Sam Rivers strided the stylistic gap between post-bop and free jazz to great effect on a series of classic albums in the mid-late 1960s for Blue Note such as ‘Fuschia Swing Song’ and ‘Contours’. In addition he was briefly a member of Miles Davis’ band and as a sideman featured on the superb Larry Young album ‘Into Something’. This late 1960s release featured a fascinating line up of four horns and no piano with Rivers shifting between tenor, soprano and flute. He enlisted a stellar cast of Julian Priester on trombone, James Spaulding on reeds and Cecil McBee on bass. Tracks cover a wide variety of styles from the melodicism of ‘Paen’ and the beautiful flute duet with Spaulding on ‘Involution’ to the freedom of Afflatus’. One hopes that the vastly underrated album ‘A new conception’ is re-issued a some point to complete the Rivers repertoire on Blue Note. Tim Stenhouse
Covering 1973-1975 this is funk & sato from Benin’s obscure labels often recorded in the most basic of ways. This is music for the people, people who want to dance to this raw mix of horns, guitar, organ on a driving bedrock of bass and drums. It’s amazing where all this brilliant music keeps coming from but you end up wondering how you’ve not come across it before. Thanks AnalogAfrica – keep them coming.

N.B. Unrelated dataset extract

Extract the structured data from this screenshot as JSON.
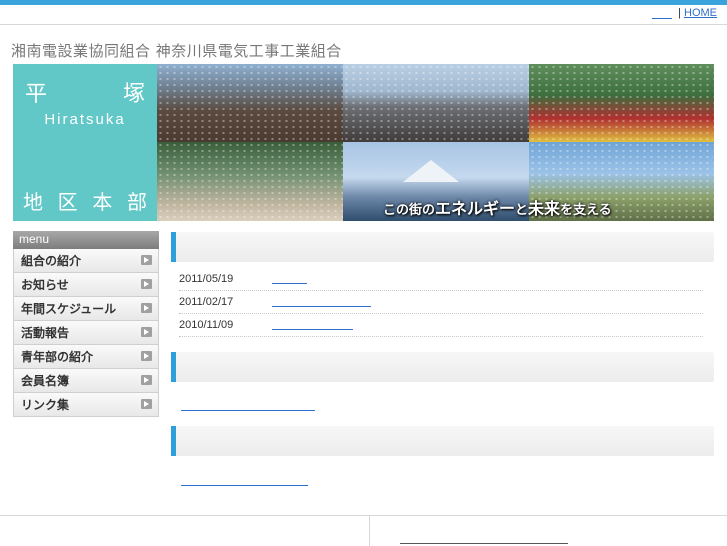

Until recently Benin was a relatively unknown country from a musical perspective and our knowledge was restricted to present day diva Angelique Kidjo. However, during the 1970s independent labels released some sumptuous music and the first volume of a two-part series by enterprising UK label Analog Africa is devoted to one of the key bands of the era in Benin, Orchestre Poly-Rythmo de Cotonou. Myriad influences come to play in this intoxicating mix, but elements of Nigerian juju and Afro-Beat, US funk and soul and Latin rhythms are all evident. However, the distinctive sound of Orchestre Poly-Rythmo is due to the voudous religious component in the form of the indigenous sato drums and the disonnant guitar riffs that are omnipresent on these recordings. Key tracks include the brass-laden ‘Se we non nan’, the juju-influenced ‘Assibari’ and the funk riffs on ‘Aho ba ho’. Weighing in at seventy-five minutes, this is an excellent value compilation of one of Africa’s least known bands.